How to pay down credit card debt fast as borrowing continues to fall
In the most recent edition of their monthly Consumer Credit Report, the Federal Reserve reported that revolving credit, specifically credit card balances, fell for the sixth straight month amid the coronavirus pandemic. The total amount of credit card debt decreased by $9.4 billion in August as compared to July.
If you want to join the many Americans who have been working hard to manage their debt in this time of financial uncertainty, keep reading. Below are tips for how you can reduce your credit card debt and pay it off quickly.
- Take out a debt consolidation loan
- Open a balance transfer card
- Prioritizing debt
Armed with this knowledge, you should be able to plan how to reach a zero balance on your cards.
Taking out a debt consolidation loan
The first option is to take out a debt consolidation loan. In the world of personal finance, a debt consolidation loan is a personal loan that is used to pay off your credit cards and consolidate your debt into one balance.
Credible makes it easy to find the best personal loan as you can use their online loan marketplace to compare rates and terms from multiple lenders at one time without affecting your credit score.
This method can be useful if you find keeping track of all your monthly payments confusing because it allows you to streamline them all into one single payment. As an added bonus, according to the Federal Reserve, personal loans often come with lower loan rates than credit cards. Their data shows that the average interest rate on a credit card is roughly 14% while the average interest rate on a personal loan is only about 9%.
Since you'll likely be paying less interest each month if you consolidate your debt into this type of loan, you should be able to put more money towards your principal balance and get out of debt sooner.
You can visit Credible to use their personal loan calculator and to find the best personal loan interest rates.
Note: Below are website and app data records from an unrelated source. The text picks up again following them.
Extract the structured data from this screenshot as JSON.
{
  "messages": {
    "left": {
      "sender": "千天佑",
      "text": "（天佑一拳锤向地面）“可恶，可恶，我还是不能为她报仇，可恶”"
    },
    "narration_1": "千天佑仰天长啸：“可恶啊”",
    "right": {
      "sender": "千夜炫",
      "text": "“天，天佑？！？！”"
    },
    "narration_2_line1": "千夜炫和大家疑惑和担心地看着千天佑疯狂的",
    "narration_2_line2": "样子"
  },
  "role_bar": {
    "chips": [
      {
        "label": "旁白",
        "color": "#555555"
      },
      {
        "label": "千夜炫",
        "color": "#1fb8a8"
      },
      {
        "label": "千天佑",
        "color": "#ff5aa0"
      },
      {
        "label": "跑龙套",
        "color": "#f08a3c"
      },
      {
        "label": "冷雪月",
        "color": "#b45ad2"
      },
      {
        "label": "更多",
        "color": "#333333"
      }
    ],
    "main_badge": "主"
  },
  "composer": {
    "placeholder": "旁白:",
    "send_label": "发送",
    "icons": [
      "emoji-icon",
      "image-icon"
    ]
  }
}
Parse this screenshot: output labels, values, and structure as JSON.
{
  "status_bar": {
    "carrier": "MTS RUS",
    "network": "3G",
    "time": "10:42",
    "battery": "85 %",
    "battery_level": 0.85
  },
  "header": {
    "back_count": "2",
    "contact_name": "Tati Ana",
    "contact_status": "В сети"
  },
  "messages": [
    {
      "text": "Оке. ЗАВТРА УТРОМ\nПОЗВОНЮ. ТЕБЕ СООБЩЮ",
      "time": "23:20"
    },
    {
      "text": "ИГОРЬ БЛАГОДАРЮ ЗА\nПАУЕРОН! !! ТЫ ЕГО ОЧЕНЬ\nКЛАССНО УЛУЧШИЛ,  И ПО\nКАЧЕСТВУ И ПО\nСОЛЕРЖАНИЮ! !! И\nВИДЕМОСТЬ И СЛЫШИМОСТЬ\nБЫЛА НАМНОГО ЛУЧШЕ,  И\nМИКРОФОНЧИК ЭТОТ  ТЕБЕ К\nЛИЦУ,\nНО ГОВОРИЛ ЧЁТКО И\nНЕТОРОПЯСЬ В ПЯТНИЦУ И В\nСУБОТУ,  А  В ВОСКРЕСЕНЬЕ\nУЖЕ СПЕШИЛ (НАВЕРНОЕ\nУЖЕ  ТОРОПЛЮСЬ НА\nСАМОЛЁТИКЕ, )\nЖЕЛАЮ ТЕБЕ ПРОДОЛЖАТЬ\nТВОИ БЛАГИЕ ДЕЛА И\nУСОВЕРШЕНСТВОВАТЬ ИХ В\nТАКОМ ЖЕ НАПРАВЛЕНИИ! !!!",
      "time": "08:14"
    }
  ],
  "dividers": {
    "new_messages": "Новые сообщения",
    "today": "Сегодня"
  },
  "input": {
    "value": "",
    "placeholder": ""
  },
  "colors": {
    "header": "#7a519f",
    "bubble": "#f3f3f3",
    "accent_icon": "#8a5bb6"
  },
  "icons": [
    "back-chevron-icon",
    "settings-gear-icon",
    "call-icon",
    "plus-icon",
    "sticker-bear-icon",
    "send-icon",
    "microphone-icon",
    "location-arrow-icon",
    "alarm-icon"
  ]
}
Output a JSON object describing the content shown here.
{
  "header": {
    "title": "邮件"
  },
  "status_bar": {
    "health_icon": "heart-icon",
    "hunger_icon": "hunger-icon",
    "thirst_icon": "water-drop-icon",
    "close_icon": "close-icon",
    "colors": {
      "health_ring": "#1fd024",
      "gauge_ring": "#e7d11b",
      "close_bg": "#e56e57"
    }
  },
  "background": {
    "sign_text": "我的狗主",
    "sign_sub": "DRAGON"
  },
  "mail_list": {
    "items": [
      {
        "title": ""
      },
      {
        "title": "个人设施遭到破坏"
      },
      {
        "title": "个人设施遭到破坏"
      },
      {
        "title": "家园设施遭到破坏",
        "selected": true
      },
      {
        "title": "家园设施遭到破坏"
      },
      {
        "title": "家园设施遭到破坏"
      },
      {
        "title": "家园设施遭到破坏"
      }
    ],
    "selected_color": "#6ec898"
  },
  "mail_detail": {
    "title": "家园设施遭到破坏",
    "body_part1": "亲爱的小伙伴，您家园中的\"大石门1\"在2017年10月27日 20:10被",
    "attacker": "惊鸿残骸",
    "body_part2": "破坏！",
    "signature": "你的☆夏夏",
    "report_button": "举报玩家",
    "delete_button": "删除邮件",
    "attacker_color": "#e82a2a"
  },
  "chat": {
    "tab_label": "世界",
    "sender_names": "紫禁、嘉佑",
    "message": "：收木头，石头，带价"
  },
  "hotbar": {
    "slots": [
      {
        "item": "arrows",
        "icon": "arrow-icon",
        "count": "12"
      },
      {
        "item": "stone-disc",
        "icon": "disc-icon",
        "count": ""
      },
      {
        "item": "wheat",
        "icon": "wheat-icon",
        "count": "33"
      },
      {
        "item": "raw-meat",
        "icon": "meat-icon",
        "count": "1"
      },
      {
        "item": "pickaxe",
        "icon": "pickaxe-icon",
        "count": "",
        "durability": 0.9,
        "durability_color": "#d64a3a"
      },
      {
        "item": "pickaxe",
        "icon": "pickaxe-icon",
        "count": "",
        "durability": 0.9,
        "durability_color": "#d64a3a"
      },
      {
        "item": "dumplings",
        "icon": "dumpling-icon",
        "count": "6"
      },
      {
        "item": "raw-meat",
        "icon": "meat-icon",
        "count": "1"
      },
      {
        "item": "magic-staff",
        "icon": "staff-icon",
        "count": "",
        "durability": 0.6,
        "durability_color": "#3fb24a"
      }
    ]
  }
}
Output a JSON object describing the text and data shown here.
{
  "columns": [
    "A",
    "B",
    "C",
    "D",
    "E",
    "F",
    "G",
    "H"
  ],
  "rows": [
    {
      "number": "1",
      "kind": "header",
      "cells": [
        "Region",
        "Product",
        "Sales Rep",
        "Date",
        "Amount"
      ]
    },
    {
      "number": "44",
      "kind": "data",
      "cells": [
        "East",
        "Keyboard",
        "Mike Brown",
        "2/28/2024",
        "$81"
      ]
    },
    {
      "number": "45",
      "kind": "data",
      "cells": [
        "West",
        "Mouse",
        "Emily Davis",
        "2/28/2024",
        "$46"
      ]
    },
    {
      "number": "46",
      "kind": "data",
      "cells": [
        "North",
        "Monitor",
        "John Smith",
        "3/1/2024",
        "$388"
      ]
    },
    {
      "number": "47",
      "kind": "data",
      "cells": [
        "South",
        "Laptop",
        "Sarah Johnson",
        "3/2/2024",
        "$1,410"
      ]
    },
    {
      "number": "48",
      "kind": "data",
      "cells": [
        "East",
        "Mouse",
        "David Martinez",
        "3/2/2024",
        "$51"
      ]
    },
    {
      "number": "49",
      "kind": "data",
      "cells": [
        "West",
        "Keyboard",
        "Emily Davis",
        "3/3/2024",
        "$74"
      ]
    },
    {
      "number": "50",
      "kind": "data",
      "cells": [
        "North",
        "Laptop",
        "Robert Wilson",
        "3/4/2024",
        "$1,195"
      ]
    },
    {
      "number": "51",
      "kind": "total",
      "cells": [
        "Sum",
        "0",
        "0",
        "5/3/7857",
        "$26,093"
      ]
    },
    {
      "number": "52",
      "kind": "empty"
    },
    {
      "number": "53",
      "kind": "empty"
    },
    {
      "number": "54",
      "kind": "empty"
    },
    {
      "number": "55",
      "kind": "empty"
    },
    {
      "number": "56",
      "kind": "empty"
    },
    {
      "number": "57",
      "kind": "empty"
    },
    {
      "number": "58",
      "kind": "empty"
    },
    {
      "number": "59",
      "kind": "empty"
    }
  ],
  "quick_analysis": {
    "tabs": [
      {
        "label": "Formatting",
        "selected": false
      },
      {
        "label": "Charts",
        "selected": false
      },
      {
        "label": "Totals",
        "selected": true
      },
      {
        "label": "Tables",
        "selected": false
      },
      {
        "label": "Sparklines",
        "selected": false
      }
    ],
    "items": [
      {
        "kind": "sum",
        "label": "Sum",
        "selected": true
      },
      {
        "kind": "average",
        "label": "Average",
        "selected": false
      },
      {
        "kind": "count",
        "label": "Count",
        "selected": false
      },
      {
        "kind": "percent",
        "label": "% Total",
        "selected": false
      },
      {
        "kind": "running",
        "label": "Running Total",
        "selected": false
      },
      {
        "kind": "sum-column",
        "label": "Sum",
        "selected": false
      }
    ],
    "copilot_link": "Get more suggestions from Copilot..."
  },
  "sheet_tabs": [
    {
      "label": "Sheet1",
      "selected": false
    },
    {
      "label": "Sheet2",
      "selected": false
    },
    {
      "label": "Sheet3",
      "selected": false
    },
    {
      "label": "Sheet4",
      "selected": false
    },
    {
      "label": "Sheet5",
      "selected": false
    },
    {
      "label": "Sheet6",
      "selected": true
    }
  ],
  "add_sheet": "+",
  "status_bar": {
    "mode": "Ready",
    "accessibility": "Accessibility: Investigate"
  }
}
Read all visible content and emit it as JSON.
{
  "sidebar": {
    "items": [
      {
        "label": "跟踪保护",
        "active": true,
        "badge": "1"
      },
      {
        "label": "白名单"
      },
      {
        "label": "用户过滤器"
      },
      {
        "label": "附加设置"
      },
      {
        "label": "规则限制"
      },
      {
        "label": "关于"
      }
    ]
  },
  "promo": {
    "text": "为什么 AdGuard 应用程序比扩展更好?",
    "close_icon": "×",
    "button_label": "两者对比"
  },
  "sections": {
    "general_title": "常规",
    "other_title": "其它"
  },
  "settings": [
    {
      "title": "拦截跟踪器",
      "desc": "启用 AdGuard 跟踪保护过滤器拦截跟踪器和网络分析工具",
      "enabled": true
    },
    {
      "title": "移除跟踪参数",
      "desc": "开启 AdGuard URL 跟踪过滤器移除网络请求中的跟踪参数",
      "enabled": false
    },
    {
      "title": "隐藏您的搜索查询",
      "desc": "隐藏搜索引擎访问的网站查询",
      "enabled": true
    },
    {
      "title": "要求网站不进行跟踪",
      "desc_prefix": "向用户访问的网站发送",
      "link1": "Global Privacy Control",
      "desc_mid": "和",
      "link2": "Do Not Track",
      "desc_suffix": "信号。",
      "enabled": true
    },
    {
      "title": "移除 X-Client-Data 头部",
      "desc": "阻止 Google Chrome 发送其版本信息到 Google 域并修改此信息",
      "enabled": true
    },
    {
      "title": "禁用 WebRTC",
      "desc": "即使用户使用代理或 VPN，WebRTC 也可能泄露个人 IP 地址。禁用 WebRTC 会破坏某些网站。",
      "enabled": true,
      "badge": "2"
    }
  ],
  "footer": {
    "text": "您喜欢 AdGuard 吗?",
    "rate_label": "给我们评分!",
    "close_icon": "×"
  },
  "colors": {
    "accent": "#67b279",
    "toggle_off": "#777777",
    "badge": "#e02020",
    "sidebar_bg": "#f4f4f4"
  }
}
SHOULD I USE A PERSONAL LOAN TO CONSOLIDATE DEBT?
2. Opening a balance transfer card
Another option is to open a balance transfer credit card. As the name suggests, balance transfer credit cards allow you to transfer all of your existing balances into one place. Additionally, these cards usually offer a welcome bonus of a 0% APR intro period, meaning that you'll be given a set period of time when interest will not accrue on your transferred balance.
Consider using an online marketplace like Credible to compare some top balance transfer cards side-by-side.
It's important to note that the best balance transfer cards are generally only available to those with a good or excellent credit score. In addition, balance transfers almost always come with a balance transfer fee, which is usually a percentage of the total amount being transferred.
Truthfully, you also have to consider how applying for a new card will affect your credit score. On the one hand, every time you apply for a new credit card, another hard inquiry will show up on your credit report, which can lower your score. However, sometimes adding more credit to your financial profile can actually lower your credit utilization ratio and help improve your score.
In the end, the best way to minimize the overall impact on your score is to look over the card details before you apply to ensure that you are a good candidate for the card and to only apply for one card at a time in order to minimize the impact of the credit check.
If you’re not sure where your credit stands, don't worry — you can check your credit score for free. Once you determine your credit score (and if it's a good or excellent credit score), then you should explore your credit card options by visiting Credible to compare.
HOW TO GET A BALANCE TRANSFER CARD
Finally, if you don't want to try either of those debt consolidation methods, you can pay off debt using a popular prioritization strategy. In this case, you can choose from either the debt avalanche method or the debt snowball method.
- Debt avalanche method: With the debt avalanche method, you focus on paying down your credit card with the highest interest rate first. Here, you’ll pay the minimum payment on all of your other credit cards and then put any excess money you have into paying down the balance on your chosen card. Once that card is paid off in full, you'll work to pay off your card with the next highest interest rate.
- Debt snowball method: With the debt snowball method, you’ll work to pay down your card with the smallest balance first. Again, you’ll make sure to pay the minimum payments on all of your other cards before putting any excess income into your card with the smallest balance. Then, once that card is paid off, you can move to the card with the next smallest balance and so on.
The benefit of the debt avalanche method is simple: if you choose this method, you'll pay less in total interest charges over time. However, the downside is that it can take a while to see progress. If you think you might do better getting instant gratification from a series of small wins, try the debt snowball method instead.
Visiting Credible can help you get a sense of whether debt prioritization is for you or if getting a personal loan might be a better fit.